The theme of Balanced Darkness incorporates Nature’s elements of Air, Earth, Fire, and Water, along with the message of balancing and embracing your inner darkness, rather than succumbing and fearing it. It was an unplanned theme that evolved organically when Priscilla isolated herself for a week at a cabin in the woods, bringing her instruments, computer, and microphone with. She wrote almost all of the songs on Balanced Darkness at the cabin; the song Leap of Faith was written after.
Four years prior to recording Balanced Darkness, Priscila went to Peru and took part in Shamanic rituals and ceremonies, which had a big impact on her Life and Music, which gave her the perspective of how to deal with the dark sides of our Souls. “Before I had that experience, I was drowning in my own darkness. I was very depressed, and I really had a very hard time. These experiences with Shamanism really helped me a lot, a lot, a lot. Now I still have stuff that I had to work on, but now I feel that energy I can do my stuff, I have my projects, it doesn’t drag me down anymore. Some days I feel a little bit down and I accept that, and I welcome those emotions, I live them so I can let them go again.”

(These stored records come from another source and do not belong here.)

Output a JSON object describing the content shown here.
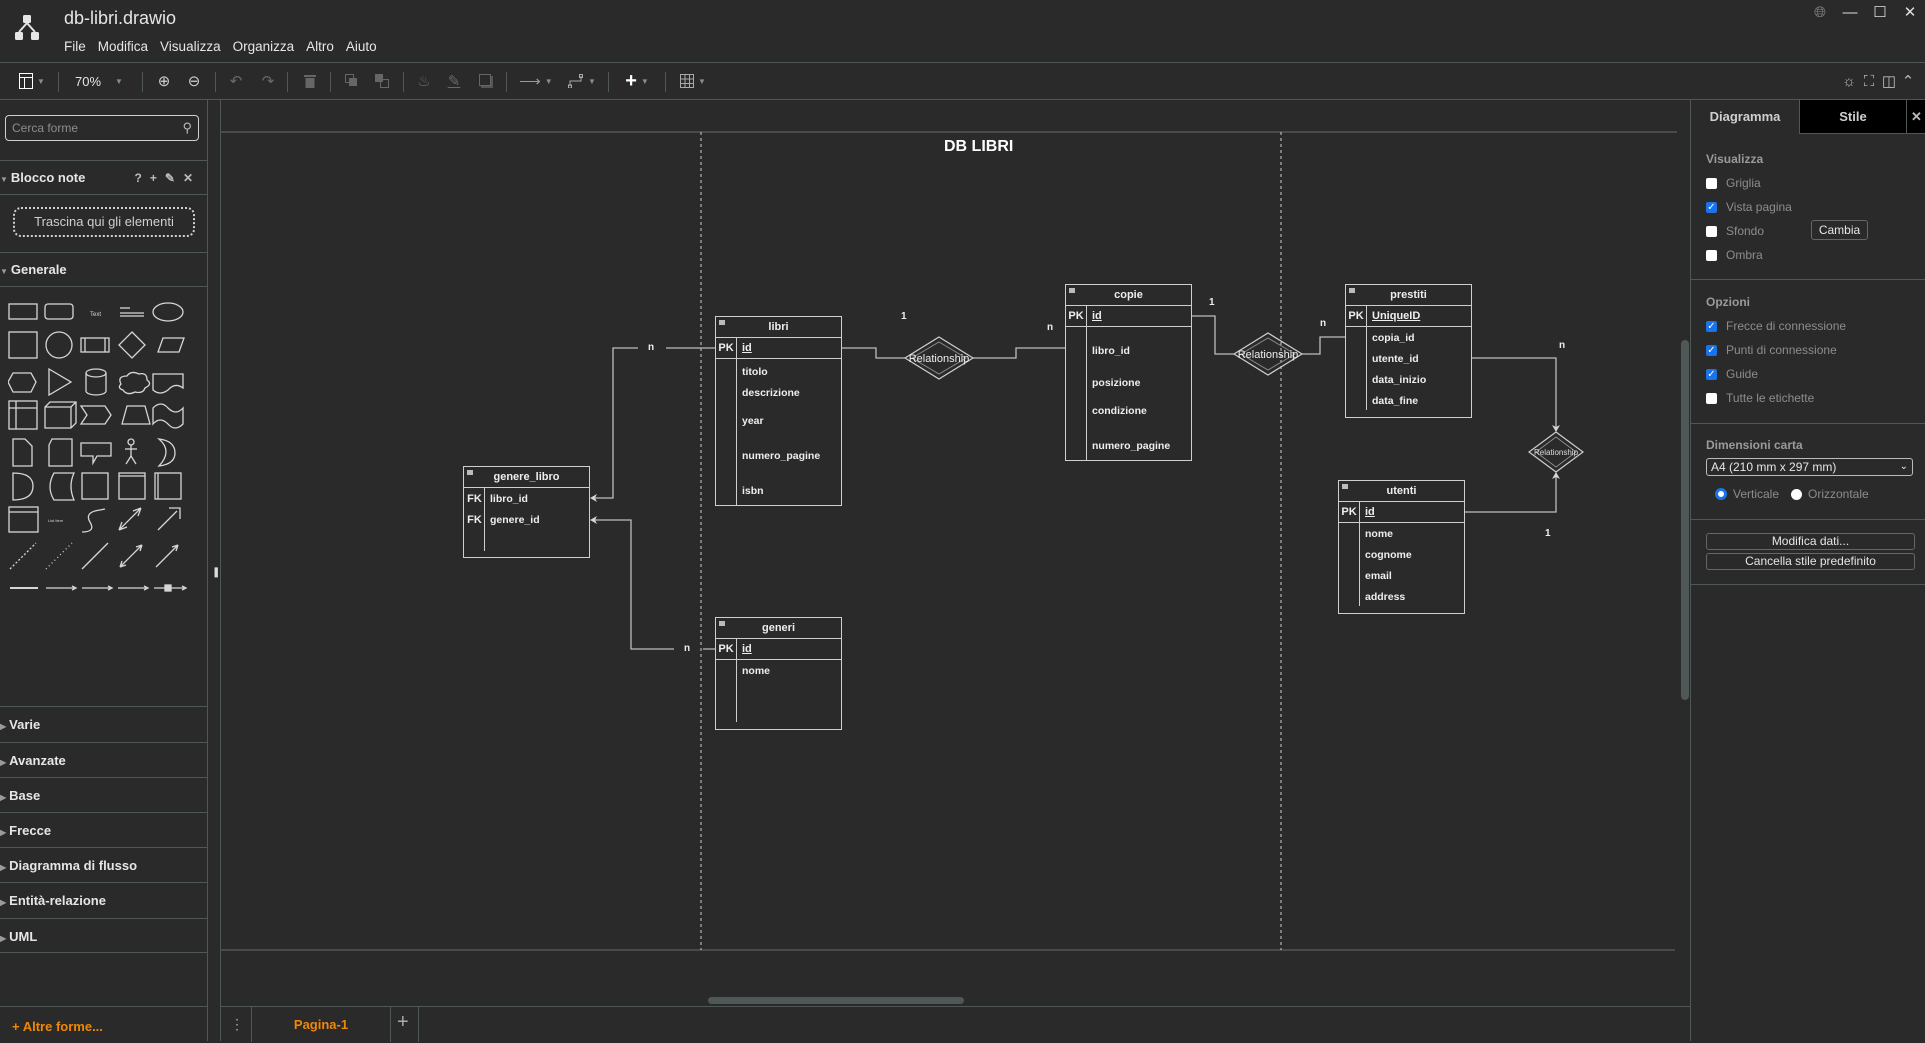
{
  "app": {
    "title": "db-libri.drawio",
    "menu": [
      "File",
      "Modifica",
      "Visualizza",
      "Organizza",
      "Altro",
      "Aiuto"
    ],
    "window_controls": [
      "globe-icon",
      "minimize",
      "maximize",
      "close"
    ]
  },
  "toolbar": {
    "zoom_level": "70%",
    "buttons": [
      "format-panel",
      "zoom-in",
      "zoom-out",
      "undo",
      "redo",
      "delete",
      "to-front",
      "to-back",
      "fill-color",
      "line-color",
      "shadow",
      "connection",
      "waypoints",
      "insert",
      "table"
    ],
    "right_buttons": [
      "appearance",
      "fullscreen",
      "format-toggle",
      "collapse"
    ]
  },
  "sidebar": {
    "search_placeholder": "Cerca forme",
    "scratchpad": {
      "title": "Blocco note",
      "tools": [
        "?",
        "+",
        "✎",
        "✕"
      ],
      "drop_hint": "Trascina qui gli elementi"
    },
    "general_title": "Generale",
    "sections": [
      "Varie",
      "Avanzate",
      "Base",
      "Frecce",
      "Diagramma di flusso",
      "Entità-relazione",
      "UML"
    ],
    "more_shapes": "+ Altre forme..."
  },
  "canvas": {
    "title": "DB LIBRI",
    "entities": [
      {
        "name": "libri",
        "pk": "id",
        "attributes": [
          "titolo",
          "descrizione",
          "year",
          "numero_pagine",
          "isbn"
        ]
      },
      {
        "name": "copie",
        "pk": "id",
        "attributes": [
          "libro_id",
          "posizione",
          "condizione",
          "numero_pagine"
        ]
      },
      {
        "name": "prestiti",
        "pk": "UniqueID",
        "attributes": [
          "copia_id",
          "utente_id",
          "data_inizio",
          "data_fine"
        ]
      },
      {
        "name": "utenti",
        "pk": "id",
        "attributes": [
          "nome",
          "cognome",
          "email",
          "address"
        ]
      },
      {
        "name": "genere_libro",
        "fk": [
          "libro_id",
          "genere_id"
        ]
      },
      {
        "name": "generi",
        "pk": "id",
        "attributes": [
          "nome"
        ]
      }
    ],
    "key_labels": {
      "pk": "PK",
      "fk": "FK"
    },
    "relationship_label": "Relationship",
    "cardinalities": {
      "libri_copie": [
        "1",
        "n"
      ],
      "copie_prestiti": [
        "1",
        "n"
      ],
      "prestiti_utenti": [
        "n",
        "1"
      ],
      "libri_genere_libro": "n",
      "generi_genere_libro": "n"
    }
  },
  "pages": {
    "tabs": [
      "Pagina-1"
    ]
  },
  "format_panel": {
    "tabs": [
      "Diagramma",
      "Stile"
    ],
    "view_title": "Visualizza",
    "view_options": [
      {
        "label": "Griglia",
        "checked": false
      },
      {
        "label": "Vista pagina",
        "checked": true
      },
      {
        "label": "Sfondo",
        "checked": false
      },
      {
        "label": "Ombra",
        "checked": false
      }
    ],
    "change_button": "Cambia",
    "options_title": "Opzioni",
    "options": [
      {
        "label": "Frecce di connessione",
        "checked": true
      },
      {
        "label": "Punti di connessione",
        "checked": true
      },
      {
        "label": "Guide",
        "checked": true
      },
      {
        "label": "Tutte le etichette",
        "checked": false
      }
    ],
    "paper_title": "Dimensioni carta",
    "paper_size": "A4 (210 mm x 297 mm)",
    "orientation": [
      {
        "label": "Verticale",
        "selected": true
      },
      {
        "label": "Orizzontale",
        "selected": false
      }
    ],
    "edit_data_button": "Modifica dati...",
    "clear_style_button": "Cancella stile predefinito"
  }
}
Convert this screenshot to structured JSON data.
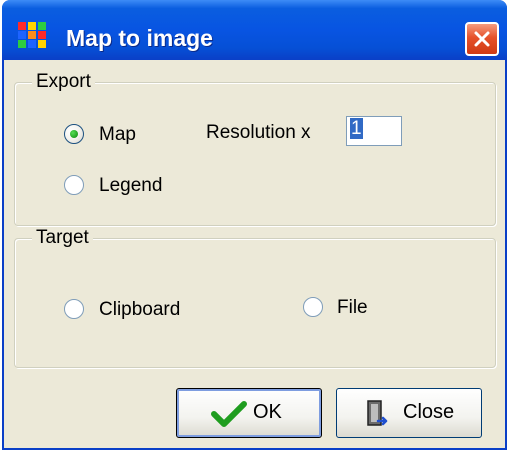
{
  "window": {
    "title": "Map to image"
  },
  "icons": {
    "app": "app-grid-icon",
    "close": "close-icon",
    "ok": "check-icon",
    "close_button": "door-exit-icon"
  },
  "colors": {
    "titlebar": "#0854e2",
    "close_button": "#e6512a",
    "dialog_bg": "#ece9d8"
  },
  "export": {
    "group_label": "Export",
    "options": [
      {
        "label": "Map",
        "checked": true
      },
      {
        "label": "Legend",
        "checked": false
      }
    ],
    "resolution_label": "Resolution x",
    "resolution_value": "1"
  },
  "target": {
    "group_label": "Target",
    "options": [
      {
        "label": "Clipboard",
        "checked": false
      },
      {
        "label": "File",
        "checked": false
      }
    ]
  },
  "buttons": {
    "ok": "OK",
    "close": "Close"
  }
}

There were some profound moments while she was in the state of creation for Balanced Darkness at the cabin, “sometimes I was recording layer on after layer and then I pressed play, and I just had to laugh. I was laughing because I really had that feeling that I really liked what I was writing and creating. And I had a few moments like this. It reminded me of an experience I had… I used to take a lot of drugs before, and I had some experiences with mushrooms. One day I took three grams of mushrooms and I was all alone in my bedroom with no lights, no Music, nothing, just darkness and me, nothing else. And it was the first time I felt unconditional Love from the Universe. When I was super high, I really felt that connection with the Universe. I did that twice.”
After taking part in the Shamanic ceremonies, Priscila wanted to reach that state of happiness and satisfaction on her own, without using Psychedelics. She experienced that state of organic bliss while writing this album, “It sounds a little cheesy, but I was really feeling blessed that I could write those songs and it was beautiful there. I had a few moments during that week, and it was the first time that I could access those feelings of Love and connection without taking any drugs. And so that was for me it was very powerful.”
Shamanic Lullaby is the opening track on Balanced Darkness, inspired by the shaman singing at the ceremonies, so you get into the mood and vibe of the album, and it’s a very rhythmic, heartbeat like atmosphere with soft and majestic vocals throughout the song. The next track is titled, Atmospheric Pressure Drop, “that’s the moment where you really have the feeling that the pressure in the room is dropping, that you are going into another dimension, and you realize the mountain of suppressed feelings that are just in front of me. And then you have Fado where you actually feel, “okay, I’m in the right environment, there are people to help me, and I am strong enough, I have that fire in me to confront those suppressed emotions, those demons.” And then you have Inspiration, Universal Feedback, and My Darkest Creature where you are confronted to those fears, to all those emotions that you suppress for years and then you have an easier mind. It’s like, “okay, now it’s time to cool down, to calm down, everything is okay.” Then you have Leap of Faith, so it’s kind of the Hope. You start to feel the Hope and then Balanced Darkness, where you land again, and you realize that you can find balance in integrating those dark parts of your soul.”
Priscila feels that Ptolemea embraces her Portuguese origins, and the band is planning on releasing an album in Portugeuese for 2024.
You can support Ptolemea by purchasing Balanced Darkness in digital format or the vinyl, which is limited to 300 copies, from their official Bandcamp page.